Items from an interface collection
-.-.-

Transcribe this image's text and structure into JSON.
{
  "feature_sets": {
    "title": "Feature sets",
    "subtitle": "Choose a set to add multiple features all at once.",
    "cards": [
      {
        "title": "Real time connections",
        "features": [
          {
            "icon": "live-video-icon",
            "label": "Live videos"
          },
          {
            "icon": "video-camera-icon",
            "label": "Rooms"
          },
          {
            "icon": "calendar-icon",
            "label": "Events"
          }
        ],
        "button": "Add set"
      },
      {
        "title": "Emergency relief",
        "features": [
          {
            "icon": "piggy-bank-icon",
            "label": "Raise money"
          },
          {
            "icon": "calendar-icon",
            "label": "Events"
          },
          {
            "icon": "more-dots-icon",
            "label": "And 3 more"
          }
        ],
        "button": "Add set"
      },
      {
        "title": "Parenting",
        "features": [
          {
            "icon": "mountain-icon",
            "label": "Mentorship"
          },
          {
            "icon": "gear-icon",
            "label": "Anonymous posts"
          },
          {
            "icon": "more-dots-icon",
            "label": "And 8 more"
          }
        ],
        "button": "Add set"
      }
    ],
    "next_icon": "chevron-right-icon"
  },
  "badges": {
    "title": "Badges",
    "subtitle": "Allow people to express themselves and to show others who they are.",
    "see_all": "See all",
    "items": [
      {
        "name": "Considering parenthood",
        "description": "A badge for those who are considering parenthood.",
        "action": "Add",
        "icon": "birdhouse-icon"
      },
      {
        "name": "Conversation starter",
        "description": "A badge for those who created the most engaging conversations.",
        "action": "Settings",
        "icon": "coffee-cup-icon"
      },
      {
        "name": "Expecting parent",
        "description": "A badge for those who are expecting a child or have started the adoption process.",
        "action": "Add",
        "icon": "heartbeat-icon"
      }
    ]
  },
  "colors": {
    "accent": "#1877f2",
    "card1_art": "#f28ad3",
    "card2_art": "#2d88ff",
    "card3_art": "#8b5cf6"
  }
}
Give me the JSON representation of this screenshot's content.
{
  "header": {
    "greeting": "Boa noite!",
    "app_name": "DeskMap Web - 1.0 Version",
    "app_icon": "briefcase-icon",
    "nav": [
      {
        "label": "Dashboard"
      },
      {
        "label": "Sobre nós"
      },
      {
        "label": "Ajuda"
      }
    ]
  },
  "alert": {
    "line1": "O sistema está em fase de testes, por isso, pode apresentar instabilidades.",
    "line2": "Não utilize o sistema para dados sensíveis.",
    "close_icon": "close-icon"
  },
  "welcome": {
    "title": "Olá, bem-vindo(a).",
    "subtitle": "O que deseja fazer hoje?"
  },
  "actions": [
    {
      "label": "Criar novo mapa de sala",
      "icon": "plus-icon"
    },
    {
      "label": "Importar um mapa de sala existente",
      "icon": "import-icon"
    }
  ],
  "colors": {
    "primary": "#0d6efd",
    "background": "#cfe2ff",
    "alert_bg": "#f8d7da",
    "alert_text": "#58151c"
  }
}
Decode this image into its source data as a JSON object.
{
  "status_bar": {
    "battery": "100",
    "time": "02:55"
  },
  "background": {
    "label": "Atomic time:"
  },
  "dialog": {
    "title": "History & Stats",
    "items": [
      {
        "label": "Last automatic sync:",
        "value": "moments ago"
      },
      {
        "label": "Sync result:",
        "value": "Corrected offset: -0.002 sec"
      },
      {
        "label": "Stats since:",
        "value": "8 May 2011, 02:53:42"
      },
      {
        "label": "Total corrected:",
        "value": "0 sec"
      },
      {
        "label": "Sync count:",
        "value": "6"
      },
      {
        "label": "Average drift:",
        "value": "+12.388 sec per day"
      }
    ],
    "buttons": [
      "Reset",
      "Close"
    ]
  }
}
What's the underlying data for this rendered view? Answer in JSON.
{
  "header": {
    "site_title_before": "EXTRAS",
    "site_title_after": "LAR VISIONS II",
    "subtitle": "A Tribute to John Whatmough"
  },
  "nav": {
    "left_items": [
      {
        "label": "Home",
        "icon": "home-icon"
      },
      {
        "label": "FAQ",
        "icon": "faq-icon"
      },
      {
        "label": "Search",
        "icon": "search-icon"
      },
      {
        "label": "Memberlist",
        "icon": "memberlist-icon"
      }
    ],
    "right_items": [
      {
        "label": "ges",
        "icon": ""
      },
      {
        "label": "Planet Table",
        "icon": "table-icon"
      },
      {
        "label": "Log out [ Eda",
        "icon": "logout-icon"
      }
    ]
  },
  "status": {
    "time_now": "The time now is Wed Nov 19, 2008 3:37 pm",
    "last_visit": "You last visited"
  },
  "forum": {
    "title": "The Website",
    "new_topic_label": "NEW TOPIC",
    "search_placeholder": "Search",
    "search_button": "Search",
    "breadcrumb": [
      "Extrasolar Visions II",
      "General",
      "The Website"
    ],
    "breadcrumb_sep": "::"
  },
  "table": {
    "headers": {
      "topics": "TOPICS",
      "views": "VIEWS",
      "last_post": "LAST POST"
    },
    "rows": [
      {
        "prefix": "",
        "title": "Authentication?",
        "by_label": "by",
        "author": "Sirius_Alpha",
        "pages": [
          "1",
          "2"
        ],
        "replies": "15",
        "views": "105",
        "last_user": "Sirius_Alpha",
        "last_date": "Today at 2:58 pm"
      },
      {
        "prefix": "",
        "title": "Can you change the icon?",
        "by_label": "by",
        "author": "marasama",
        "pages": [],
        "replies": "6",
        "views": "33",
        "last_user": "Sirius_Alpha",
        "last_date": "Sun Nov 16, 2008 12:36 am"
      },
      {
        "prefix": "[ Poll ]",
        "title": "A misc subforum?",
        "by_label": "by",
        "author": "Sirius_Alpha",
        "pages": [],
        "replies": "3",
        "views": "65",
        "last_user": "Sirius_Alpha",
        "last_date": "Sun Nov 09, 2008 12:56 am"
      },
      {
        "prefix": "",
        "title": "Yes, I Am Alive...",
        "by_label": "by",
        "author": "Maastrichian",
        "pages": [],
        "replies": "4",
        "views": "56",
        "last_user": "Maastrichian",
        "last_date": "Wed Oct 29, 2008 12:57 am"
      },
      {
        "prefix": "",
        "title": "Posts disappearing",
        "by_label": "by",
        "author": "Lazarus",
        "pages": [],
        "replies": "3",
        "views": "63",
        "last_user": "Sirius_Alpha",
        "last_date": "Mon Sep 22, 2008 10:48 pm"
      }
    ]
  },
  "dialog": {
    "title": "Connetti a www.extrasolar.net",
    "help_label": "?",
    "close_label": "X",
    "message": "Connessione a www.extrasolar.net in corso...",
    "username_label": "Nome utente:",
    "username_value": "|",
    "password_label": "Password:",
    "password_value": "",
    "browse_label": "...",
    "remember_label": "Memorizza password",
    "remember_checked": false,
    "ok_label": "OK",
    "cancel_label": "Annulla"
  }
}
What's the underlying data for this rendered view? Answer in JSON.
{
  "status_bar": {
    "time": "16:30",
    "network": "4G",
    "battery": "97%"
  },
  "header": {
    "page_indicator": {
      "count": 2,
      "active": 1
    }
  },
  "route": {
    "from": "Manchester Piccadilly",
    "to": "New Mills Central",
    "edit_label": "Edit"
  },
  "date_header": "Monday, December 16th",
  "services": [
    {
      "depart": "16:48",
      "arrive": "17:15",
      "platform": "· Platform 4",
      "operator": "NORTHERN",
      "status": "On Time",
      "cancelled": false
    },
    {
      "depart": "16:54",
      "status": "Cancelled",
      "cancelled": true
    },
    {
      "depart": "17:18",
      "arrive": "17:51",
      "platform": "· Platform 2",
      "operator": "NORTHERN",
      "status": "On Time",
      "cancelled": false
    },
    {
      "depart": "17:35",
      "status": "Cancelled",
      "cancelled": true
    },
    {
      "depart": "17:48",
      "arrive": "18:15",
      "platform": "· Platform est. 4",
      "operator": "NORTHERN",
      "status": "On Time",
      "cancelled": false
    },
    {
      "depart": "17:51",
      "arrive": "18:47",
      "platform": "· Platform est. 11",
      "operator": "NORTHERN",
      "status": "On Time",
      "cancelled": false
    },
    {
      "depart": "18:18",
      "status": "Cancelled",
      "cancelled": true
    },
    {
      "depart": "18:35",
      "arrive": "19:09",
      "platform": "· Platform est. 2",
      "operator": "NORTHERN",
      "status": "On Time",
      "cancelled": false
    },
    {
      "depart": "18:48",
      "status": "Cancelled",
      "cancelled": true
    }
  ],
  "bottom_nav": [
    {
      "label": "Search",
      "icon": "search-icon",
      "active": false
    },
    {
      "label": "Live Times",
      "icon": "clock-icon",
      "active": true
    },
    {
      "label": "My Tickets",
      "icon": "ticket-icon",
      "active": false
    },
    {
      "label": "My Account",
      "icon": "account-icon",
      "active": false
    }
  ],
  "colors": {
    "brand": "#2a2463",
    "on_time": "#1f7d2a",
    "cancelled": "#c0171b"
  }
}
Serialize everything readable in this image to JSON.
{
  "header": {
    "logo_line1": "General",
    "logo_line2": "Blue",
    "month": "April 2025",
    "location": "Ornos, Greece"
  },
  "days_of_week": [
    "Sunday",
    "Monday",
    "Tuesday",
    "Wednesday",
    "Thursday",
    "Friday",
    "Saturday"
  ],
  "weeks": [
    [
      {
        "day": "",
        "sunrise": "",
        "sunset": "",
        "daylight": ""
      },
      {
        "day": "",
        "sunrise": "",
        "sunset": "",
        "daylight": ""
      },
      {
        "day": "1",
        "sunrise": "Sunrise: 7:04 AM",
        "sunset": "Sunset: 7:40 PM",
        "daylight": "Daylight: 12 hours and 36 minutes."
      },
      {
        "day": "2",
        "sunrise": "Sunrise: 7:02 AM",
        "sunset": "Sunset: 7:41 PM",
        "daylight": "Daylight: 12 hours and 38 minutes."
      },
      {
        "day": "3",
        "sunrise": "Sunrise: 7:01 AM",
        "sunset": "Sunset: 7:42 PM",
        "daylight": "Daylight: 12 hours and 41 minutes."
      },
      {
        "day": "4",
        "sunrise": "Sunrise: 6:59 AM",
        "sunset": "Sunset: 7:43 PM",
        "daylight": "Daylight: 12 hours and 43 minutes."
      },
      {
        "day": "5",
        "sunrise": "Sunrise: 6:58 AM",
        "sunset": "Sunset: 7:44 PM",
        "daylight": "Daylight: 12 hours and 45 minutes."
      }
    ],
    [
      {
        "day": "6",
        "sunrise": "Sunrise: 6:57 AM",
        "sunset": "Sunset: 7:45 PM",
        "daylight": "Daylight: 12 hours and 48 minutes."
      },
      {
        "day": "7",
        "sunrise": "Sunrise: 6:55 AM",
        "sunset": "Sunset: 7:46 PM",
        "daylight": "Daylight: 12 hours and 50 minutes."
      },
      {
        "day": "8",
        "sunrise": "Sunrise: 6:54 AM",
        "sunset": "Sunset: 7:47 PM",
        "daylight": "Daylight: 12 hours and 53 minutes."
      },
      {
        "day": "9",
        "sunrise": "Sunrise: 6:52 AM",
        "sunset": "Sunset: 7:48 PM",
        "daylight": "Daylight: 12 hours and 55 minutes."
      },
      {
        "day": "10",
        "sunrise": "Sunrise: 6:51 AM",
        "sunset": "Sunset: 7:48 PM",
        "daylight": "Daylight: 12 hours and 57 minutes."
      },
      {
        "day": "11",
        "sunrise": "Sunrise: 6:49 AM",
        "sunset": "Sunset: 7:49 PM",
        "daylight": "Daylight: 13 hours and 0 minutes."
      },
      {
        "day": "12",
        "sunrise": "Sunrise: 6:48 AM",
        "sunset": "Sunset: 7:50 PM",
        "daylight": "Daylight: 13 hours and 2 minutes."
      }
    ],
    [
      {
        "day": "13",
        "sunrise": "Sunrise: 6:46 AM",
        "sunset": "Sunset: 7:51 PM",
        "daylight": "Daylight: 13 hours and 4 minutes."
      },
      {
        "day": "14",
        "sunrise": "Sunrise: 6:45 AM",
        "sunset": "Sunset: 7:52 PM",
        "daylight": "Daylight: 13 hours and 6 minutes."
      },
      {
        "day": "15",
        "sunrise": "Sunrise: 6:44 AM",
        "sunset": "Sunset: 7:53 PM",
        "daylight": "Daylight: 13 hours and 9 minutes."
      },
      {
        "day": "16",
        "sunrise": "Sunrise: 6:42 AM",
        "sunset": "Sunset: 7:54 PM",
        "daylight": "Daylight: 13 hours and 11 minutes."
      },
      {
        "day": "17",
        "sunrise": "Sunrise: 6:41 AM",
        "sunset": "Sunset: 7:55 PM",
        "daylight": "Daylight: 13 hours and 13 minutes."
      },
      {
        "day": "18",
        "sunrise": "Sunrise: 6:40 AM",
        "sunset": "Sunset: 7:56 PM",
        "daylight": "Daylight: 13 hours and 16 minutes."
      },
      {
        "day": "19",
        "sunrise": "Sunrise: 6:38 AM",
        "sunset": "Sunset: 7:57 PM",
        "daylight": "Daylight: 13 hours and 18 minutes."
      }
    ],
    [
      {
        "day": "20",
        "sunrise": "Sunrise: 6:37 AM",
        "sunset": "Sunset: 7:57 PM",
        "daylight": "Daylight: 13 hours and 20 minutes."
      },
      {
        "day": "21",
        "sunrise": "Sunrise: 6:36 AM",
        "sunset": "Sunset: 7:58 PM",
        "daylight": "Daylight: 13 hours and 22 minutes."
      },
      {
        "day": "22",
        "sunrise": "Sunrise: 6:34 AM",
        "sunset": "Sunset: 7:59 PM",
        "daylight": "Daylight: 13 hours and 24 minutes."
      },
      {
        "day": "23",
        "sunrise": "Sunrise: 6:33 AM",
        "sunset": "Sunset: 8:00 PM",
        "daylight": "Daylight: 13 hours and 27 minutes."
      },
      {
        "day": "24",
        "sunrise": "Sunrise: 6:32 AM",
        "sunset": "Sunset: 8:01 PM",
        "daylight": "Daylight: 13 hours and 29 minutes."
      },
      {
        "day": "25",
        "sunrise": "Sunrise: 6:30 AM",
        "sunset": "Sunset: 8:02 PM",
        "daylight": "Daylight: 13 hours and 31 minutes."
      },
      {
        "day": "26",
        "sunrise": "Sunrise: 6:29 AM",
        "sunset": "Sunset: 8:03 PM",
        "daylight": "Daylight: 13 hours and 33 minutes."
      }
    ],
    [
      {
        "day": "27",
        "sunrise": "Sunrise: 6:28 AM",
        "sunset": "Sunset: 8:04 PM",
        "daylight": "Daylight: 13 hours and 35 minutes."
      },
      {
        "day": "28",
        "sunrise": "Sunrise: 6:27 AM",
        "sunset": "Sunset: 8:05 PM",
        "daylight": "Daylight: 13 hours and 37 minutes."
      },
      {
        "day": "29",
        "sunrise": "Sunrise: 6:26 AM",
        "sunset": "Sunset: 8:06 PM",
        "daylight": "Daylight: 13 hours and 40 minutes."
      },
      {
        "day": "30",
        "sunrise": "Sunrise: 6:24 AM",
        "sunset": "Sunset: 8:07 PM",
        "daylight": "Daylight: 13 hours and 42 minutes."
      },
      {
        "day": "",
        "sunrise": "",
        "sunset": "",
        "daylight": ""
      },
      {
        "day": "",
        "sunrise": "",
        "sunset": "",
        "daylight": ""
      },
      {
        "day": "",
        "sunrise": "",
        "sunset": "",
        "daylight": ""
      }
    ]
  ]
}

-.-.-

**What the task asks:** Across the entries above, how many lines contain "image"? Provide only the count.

**Completed exercise:** 3